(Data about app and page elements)
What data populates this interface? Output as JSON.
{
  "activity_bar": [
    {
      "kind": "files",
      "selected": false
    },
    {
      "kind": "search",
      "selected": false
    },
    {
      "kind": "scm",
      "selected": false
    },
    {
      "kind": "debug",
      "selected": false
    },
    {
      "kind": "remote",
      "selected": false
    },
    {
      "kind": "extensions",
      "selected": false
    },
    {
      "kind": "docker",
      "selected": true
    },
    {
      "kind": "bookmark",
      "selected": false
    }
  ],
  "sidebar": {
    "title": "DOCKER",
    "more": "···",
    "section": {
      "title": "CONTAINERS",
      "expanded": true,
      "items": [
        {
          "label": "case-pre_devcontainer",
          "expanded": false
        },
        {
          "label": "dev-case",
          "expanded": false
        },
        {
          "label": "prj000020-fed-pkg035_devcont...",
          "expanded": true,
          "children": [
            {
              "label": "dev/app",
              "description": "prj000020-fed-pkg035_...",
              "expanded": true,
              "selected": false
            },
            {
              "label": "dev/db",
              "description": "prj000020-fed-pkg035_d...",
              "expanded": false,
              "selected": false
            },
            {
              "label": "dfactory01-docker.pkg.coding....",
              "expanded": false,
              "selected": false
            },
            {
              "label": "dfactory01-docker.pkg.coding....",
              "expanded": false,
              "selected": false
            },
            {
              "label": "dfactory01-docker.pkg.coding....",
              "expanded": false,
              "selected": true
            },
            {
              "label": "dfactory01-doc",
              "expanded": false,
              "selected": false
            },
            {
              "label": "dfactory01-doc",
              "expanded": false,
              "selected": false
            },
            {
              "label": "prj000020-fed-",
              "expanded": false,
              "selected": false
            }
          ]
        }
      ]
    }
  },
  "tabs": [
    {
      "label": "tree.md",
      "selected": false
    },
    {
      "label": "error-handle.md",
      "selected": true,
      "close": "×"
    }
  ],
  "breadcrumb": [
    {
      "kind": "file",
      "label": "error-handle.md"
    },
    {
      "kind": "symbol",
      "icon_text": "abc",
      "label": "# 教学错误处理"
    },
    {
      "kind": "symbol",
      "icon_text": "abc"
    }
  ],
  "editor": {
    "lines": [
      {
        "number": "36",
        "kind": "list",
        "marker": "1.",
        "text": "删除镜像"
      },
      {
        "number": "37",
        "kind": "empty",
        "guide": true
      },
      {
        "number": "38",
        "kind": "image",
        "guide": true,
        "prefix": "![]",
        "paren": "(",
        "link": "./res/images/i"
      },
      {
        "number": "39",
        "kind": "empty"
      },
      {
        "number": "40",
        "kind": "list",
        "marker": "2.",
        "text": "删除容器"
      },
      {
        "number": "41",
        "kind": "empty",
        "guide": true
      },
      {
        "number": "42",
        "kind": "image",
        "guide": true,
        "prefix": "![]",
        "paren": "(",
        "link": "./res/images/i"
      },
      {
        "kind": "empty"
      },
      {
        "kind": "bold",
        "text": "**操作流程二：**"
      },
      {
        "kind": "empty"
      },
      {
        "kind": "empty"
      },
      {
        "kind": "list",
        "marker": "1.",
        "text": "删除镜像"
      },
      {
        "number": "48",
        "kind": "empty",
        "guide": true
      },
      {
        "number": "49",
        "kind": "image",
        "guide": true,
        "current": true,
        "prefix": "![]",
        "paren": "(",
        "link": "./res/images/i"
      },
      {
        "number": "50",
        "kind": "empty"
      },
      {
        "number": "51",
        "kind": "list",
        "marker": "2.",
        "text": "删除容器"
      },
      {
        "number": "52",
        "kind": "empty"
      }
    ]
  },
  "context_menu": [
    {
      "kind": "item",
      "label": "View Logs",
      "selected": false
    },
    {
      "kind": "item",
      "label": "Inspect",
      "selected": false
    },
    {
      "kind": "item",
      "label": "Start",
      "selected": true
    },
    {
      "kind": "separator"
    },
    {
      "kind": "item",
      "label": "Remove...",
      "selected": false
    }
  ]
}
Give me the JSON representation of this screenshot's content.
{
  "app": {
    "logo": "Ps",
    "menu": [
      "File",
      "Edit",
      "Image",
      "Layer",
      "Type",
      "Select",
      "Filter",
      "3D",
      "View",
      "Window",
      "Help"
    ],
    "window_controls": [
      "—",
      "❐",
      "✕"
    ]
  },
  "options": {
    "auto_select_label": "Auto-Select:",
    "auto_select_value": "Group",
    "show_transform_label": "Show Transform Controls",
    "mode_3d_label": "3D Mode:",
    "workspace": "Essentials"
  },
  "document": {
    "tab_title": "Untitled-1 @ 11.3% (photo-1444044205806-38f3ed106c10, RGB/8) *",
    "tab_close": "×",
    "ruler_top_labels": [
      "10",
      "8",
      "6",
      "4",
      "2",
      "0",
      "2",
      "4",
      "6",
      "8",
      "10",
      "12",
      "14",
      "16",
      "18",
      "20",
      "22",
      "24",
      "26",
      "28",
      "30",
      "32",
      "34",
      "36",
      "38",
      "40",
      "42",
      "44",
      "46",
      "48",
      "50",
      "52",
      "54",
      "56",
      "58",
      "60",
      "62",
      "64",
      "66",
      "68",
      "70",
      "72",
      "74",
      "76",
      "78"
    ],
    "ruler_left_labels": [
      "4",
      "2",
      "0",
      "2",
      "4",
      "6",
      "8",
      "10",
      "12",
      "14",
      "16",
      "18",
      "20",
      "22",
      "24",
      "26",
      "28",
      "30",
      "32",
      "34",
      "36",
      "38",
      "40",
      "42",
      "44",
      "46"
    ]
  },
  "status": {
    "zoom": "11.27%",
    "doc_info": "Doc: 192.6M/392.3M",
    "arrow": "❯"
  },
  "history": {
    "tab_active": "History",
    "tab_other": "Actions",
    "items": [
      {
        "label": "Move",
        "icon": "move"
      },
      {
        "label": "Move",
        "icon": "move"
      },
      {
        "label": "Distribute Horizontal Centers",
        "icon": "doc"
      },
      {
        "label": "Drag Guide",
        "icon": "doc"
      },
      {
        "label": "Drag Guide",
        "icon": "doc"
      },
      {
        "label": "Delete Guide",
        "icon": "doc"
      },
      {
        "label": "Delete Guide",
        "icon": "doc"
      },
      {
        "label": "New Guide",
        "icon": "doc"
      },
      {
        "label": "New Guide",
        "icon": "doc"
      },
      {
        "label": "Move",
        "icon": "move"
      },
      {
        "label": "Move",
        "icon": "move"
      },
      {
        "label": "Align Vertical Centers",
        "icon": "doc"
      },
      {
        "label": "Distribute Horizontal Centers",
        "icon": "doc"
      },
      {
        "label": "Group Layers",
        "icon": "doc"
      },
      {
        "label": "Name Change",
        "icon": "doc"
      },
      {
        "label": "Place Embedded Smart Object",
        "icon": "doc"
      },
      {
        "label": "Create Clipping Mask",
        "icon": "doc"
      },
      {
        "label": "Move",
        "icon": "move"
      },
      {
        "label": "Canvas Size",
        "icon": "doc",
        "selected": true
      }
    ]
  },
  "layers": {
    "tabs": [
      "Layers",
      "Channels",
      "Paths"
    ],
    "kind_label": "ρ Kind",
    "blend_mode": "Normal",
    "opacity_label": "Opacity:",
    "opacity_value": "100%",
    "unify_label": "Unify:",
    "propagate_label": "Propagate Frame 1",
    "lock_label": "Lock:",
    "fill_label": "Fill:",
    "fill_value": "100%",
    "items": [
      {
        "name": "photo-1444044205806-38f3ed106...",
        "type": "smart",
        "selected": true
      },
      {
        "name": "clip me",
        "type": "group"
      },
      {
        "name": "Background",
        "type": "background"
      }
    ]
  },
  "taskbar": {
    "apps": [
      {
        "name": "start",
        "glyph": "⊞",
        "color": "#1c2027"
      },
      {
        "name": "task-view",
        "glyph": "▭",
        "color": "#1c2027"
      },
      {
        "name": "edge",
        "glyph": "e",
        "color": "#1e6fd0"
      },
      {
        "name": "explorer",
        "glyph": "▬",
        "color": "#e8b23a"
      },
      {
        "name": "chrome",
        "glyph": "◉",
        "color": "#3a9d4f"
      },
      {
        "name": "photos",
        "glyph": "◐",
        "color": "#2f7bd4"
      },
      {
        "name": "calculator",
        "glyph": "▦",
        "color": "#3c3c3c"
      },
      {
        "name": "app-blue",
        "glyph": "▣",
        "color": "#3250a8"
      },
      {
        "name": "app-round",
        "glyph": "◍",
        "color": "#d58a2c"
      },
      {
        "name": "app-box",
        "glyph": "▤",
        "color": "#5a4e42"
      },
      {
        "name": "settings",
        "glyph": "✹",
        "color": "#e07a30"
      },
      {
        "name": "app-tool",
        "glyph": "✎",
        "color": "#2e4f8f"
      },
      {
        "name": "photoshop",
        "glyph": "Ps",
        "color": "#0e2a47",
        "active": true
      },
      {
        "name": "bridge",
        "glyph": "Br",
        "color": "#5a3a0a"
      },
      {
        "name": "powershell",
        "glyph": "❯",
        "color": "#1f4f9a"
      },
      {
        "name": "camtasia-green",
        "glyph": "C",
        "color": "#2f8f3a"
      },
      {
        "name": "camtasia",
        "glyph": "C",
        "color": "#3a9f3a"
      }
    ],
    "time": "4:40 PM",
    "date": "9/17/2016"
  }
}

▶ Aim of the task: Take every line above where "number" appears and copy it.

▶ Result for this exercise:
        "number": "36",
        "number": "37",
        "number": "38",
        "number": "39",
        "number": "40",
        "number": "41",
        "number": "42",
        "number": "48",
        "number": "49",
        "number": "50",
        "number": "51",
        "number": "52",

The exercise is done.